In August 2013, President Barack Obama announced the Administration’s plans and proposals for combating rising college costs and making college affordable for American families. The President’s plan included three parts: paying for performance; promoting innovation and competition; and ensuring that student debt remains affordable.
As part of an effort to gather public input about these proposals, and in particular the development of a college ratings system, the Department of Education will be hosting open forums around the country. These open forums are designed to offer the opportunity for members of the public to provide feedback and input on the Department’s plans and proposals, and to hear the input of others.
Today, as hardworking Americans across the country file their taxes or await their return, middle class families and students paying for college loans will find a larger refund coming their way. The American Opportunity Tax Credit alleviates up to $2,500 of federal income tax owed for individuals paying for college loans and making up to $90,000 a year or for couples making up to $180,000.
This is just one of the many ways this Administration is giving back to students. When President Obama signed into law historic healthcare legislation, he not only improved the availability and quality of health care services for thousands of uninsured and under-insured Americans, he made a tremendous investment in our nation’s students. The Health Care and Education Reconciliation Act of 2010 ended wasteful subsidies to banks and freed up nearly $68 billion dollars for college affordability and deficit reduction. Over the next 10 years, the Act will make important investments in higher education, help make college more affordable for hardworking Americans and give back to the American tax payer by:
Expanding the Pell Grant program by $36 billion.

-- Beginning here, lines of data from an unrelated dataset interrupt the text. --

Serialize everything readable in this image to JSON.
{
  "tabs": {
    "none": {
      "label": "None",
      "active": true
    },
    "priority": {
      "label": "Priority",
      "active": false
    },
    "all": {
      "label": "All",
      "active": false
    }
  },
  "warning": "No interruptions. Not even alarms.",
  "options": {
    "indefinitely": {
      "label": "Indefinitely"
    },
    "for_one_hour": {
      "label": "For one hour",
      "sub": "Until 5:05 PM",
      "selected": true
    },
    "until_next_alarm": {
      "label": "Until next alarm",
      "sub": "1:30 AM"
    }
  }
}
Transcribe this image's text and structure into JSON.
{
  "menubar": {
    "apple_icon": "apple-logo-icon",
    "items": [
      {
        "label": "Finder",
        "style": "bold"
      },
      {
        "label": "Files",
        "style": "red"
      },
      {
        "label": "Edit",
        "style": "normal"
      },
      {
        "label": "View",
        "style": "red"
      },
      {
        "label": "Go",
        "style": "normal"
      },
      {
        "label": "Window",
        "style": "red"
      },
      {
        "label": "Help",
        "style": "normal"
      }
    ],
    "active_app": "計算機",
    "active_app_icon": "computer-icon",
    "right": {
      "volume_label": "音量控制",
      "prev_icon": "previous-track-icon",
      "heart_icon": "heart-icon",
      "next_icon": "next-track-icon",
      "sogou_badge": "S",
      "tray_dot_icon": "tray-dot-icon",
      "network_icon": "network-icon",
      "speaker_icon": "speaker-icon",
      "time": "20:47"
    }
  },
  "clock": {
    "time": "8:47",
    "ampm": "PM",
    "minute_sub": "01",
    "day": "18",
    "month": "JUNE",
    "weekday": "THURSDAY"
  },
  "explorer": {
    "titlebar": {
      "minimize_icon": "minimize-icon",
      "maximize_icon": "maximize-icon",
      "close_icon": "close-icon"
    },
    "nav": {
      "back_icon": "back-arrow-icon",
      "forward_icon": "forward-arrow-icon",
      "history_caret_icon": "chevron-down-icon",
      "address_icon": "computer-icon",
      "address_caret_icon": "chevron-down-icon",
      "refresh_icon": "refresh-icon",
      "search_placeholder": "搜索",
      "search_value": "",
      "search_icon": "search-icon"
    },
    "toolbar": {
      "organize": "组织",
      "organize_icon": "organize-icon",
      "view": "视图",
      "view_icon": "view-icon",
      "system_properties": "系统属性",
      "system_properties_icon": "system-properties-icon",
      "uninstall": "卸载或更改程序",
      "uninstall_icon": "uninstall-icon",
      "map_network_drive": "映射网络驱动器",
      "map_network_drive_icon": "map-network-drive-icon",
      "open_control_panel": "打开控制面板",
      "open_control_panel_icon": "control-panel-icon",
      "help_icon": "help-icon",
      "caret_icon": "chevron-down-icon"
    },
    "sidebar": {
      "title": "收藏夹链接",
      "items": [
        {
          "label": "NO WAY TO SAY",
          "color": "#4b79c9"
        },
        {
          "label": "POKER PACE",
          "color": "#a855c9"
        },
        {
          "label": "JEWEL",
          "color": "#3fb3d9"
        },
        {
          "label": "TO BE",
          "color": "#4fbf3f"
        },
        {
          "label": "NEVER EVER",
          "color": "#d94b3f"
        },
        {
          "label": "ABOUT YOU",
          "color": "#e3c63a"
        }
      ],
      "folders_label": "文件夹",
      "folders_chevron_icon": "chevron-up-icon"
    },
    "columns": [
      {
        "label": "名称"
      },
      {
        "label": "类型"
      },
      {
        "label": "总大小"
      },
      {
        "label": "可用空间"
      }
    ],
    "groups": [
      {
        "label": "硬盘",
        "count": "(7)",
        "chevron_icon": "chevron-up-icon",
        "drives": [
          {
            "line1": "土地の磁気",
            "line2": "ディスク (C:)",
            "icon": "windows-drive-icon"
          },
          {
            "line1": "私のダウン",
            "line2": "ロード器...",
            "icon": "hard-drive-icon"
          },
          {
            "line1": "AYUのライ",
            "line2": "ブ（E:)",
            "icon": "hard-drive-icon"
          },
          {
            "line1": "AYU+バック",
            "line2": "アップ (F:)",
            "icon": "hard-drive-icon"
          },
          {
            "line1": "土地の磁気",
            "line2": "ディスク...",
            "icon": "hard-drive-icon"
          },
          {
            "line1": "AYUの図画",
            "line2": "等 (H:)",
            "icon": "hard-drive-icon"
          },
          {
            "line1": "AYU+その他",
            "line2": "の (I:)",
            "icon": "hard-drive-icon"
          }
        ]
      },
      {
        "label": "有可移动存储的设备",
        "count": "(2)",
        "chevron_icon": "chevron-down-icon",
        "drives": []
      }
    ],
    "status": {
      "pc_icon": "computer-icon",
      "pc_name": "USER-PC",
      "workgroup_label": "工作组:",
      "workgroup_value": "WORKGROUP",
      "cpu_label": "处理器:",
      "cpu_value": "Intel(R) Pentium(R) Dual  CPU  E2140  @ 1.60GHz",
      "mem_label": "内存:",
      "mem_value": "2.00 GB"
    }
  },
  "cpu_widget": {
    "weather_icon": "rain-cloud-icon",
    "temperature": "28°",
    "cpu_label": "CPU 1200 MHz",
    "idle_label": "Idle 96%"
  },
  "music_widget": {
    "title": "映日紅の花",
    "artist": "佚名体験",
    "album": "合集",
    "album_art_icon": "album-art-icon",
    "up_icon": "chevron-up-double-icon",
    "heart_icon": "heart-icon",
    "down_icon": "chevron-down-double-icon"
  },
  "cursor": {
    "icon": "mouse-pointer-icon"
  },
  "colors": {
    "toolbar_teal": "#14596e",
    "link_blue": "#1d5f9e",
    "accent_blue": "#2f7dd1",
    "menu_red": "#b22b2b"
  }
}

Investing $2 billion in community colleges.
Increasing support for minority servicing institutions by $2.55 billion.
Investing $750 million to bolster college access for students over the next 5 years.
Reducing monthly payments under the Income-Based Repayment Programcapping monthly student loan payments to 10 percent of the borrower’s discretionary income. For graduates entering public service (such as teachers), remaining loans will be forgiven after 10 years.
Without this legislation, as many as eight million students could have seen their current aid cut by 50 percent. That would’ve been absolutely devastating, especially at a time of economic rebuilding when education can mean better jobs and a better future for families and the nation. By making college more accessible and affordable, we can educate our way to a better economy.
Secretary Arne Duncan delivered opening remarks at the 2009 Federal Student Aid Conference.
On Tuesday, December 1st, U.S. Secretary of Education Arne Duncan joined nearly 6,000 officials from colleges and universities at the Gaylord Opryland Hotel and Convention Center in Nashville, Tennessee, for the Department’s annual Federal Student Aid Conference. In a morning keynote address, Secretary Duncan outlined the Obama administration’s higher education agenda and its plans to improve college completion. The secretary emphasized the administration’s commitment to college aid and assistance programs, calling it the “biggest investment in student aid since the GI Bill,” and praised the House passage of the Student Aid and Fiscal Responsibility Act of 2009. The Act authorizes up to $87 billion for student aid over the next decade, including: $40 billion for mandatory inflation indexed Pell Grants and, $10 billion to strengthen community colleges.